The End of a Chancellorship
The Great Stature of “World Class” Politician Helmut Kohl Concealed the Weaknesses of the Union for too Long – Party Life Was Slowly Paralyzed
Some CDU party members sensed and feared the end of the chancellorship; others clearly saw it coming. But hardly anyone talked about it openly before election night. They bravely repressed their fears, shouting “Do it again, Helmut,” and trusted the myth of his invincibility.
Didn’t Helmut Kohl manage, time and again, to catch up with his political opponent in a furious final sprint and pass him at the finish line? Didn’t the “battle elephant” triumph over his respective SPD challenger on every Bundestag election night since 1983? And didn’t he put the timid and disheartened in his own party to shame? That’s how it was up to now. But even the longest success story in history has to end someday.
For a long time, far too long, the great stature of the “world class” politician concealed the weaknesses of the Union. Because Kohl secured power for himself and for them, many Christian Democrats ignored the creeping paralysis of party life. Because he embodied the majority sentiment of the people more than any other German politician, party committees failed to engage in internal discourse about the party’s profile and platform. And because he managed to hold the mainstream Christian party, with all its factions and special-interest groups, together during his twenty-five years as party chair, the party’s rank and file wasn’t bothered that Kohl forced critical voices to the margins and declared calmness to be the noblest Christian Democratic duty.
When Kohl, then minister president of Rhineland-Palatinate, entered CDU headquarters in Bonn in 1973 as the new man of the house, the party was in a similar state. Under the regency of Konrad Adenauer, it had become the “chancellor election association,” a loose association of interest groups held together by the aspiration to stay in power. The successors to the “Old Man”*, Ludwig Erhard, Kurt Georg Kiesinger, and Rainer Barzel, hadn’t done much to change that. It was Helmut Kohl, the “black giant” from Mainz, as he was called at the time, who finally recognized the weaknesses and set out to liberate the club of staid dignitaries from its incrustations and transform it into a modern mainstream party.
Kohl, the man from the provinces, embodied a new type of party leader. Pragmatic, flexible, and open to reform. He surrounded himself with smart and strong-willed people, such as Kurt Biedenkopf, Heiner Geißler, and Peter Radunski, and together they turned the dusty old Adenauer House** inside out and made the CDU into a motivated, effective party.
The renewal did not confine itself to the organization alone. With his alert sense for social change, Kohl set out to tidy up the Union, programmatically speaking, and to open it up to new currents.
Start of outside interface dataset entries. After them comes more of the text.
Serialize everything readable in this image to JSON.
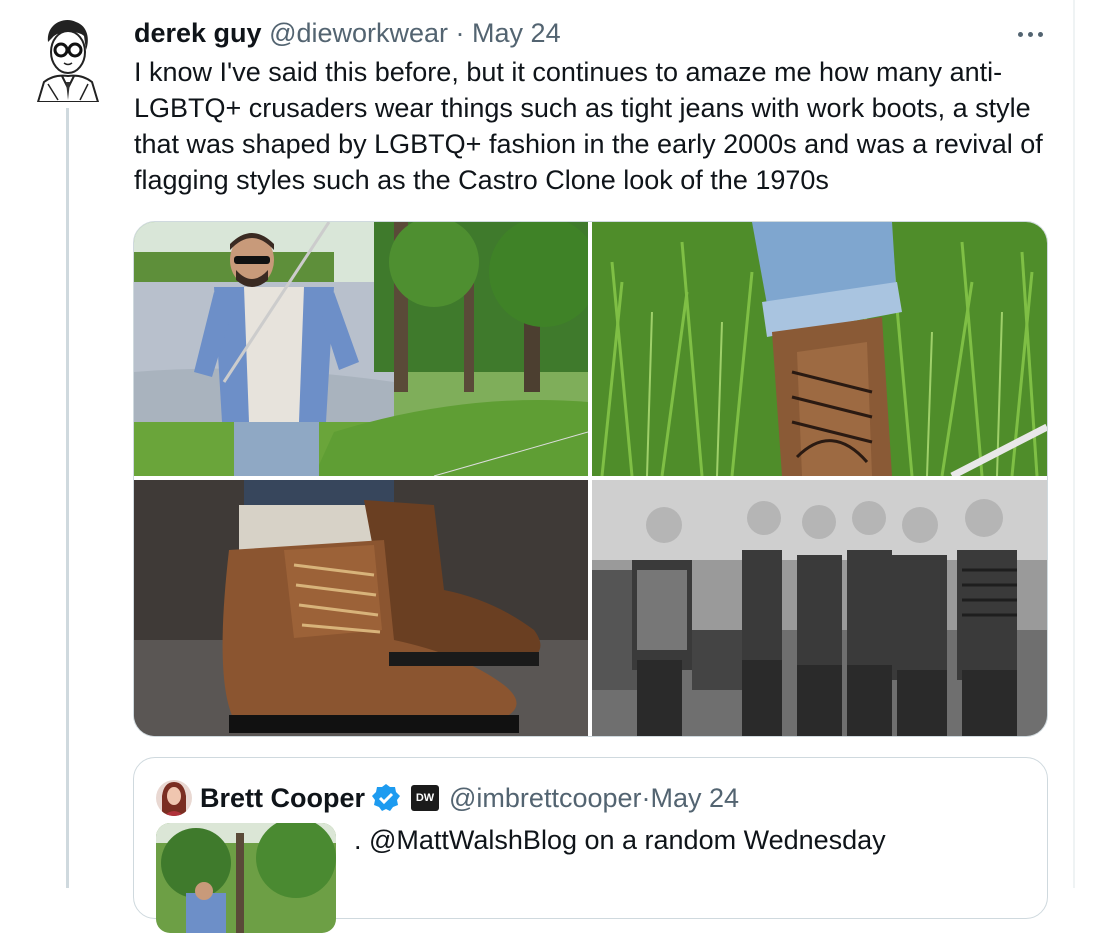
{
  "tweet": {
    "author_name": "derek guy",
    "handle": "@dieworkwear",
    "separator": " · ",
    "date": "May 24",
    "text": "I know I've said this before, but it continues to amaze me how many anti-LGBTQ+ crusaders wear things such as tight jeans with work boots, a style that was shaped by LGBTQ+ fashion in the early 2000s and was a revival of flagging styles such as the Castro Clone look of the 1970s",
    "avatar_icon": "cartoon-man-glasses-avatar",
    "more_icon": "more-dots-icon"
  },
  "media": {
    "photos": [
      {
        "name": "photo-man-fishing-by-lake"
      },
      {
        "name": "photo-boot-in-grass"
      },
      {
        "name": "photo-brown-work-boots"
      },
      {
        "name": "photo-castro-clone-group-1970s"
      }
    ]
  },
  "quote": {
    "author_name": "Brett Cooper",
    "verified_icon": "verified-badge-icon",
    "affiliate_badge": "DW",
    "handle": "@imbrettcooper",
    "separator": " · ",
    "date": "May 24",
    "text": ". @MattWalshBlog on a random Wednesday"
  },
  "colors": {
    "text": "#0f1419",
    "muted": "#536471",
    "border": "#cfd9de",
    "verified": "#1d9bf0"
  }
}
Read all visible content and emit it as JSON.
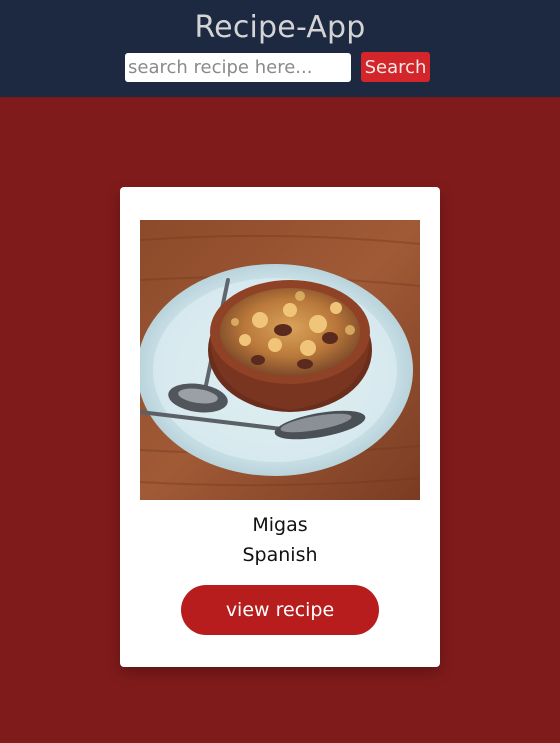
{
  "header": {
    "title": "Recipe-App",
    "search_placeholder": "search recipe here...",
    "search_value": "",
    "search_button_label": "Search"
  },
  "recipe": {
    "name": "Migas",
    "area": "Spanish",
    "view_button_label": "view recipe",
    "image_description_icon": "food-photo"
  },
  "colors": {
    "page_background": "#801b1b",
    "header_background": "#1c2940",
    "search_button": "#d4262a",
    "view_button": "#b81d1d",
    "card_background": "#ffffff"
  }
}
The party congresses of the 1970s were filled with controversial, lively, and creative discussion. They debated co-determination and land reform, corporate law and the “new social question.” Spurred on by pioneer Heiner Geißler, the CDU used the “new social question” to address socially marginalized groups more directly.
Weight started shifting once the party took control of the government in1982. Safeguarding power became more important to the party than adaptability. Uncomfortable personalities gradually disappeared from the scene. The Konrad Adenauer House’s reputation as an independent intellectual center declined continuously to the benefit of the chancellor’s office. And soon enough the CDU executive committees also saw themselves more as a cheering squad than as a critical corrective to the federal government.
* Konrad Adenauer became the first postwar chancellor at the age of 73; when he resigned in 1963, he was 87 years old. Thus, his nickname “Der Alte” [“The Old Man”] – eds.
** Reference to CDU party headquarters – eds.